[Dataset rows for apps and sites]

---+---

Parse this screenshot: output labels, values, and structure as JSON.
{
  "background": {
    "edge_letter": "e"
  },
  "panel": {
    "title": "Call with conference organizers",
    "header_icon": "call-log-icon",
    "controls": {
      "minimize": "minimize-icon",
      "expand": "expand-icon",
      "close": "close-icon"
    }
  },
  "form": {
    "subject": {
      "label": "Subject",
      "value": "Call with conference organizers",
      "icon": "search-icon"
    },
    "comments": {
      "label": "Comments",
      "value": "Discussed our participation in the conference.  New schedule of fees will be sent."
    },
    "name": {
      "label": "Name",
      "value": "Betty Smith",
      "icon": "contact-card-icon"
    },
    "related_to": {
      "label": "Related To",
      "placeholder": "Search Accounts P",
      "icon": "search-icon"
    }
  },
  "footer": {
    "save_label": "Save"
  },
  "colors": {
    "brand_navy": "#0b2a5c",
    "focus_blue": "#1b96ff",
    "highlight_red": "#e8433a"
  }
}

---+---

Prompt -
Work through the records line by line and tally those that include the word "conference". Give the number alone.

Result of this task -
3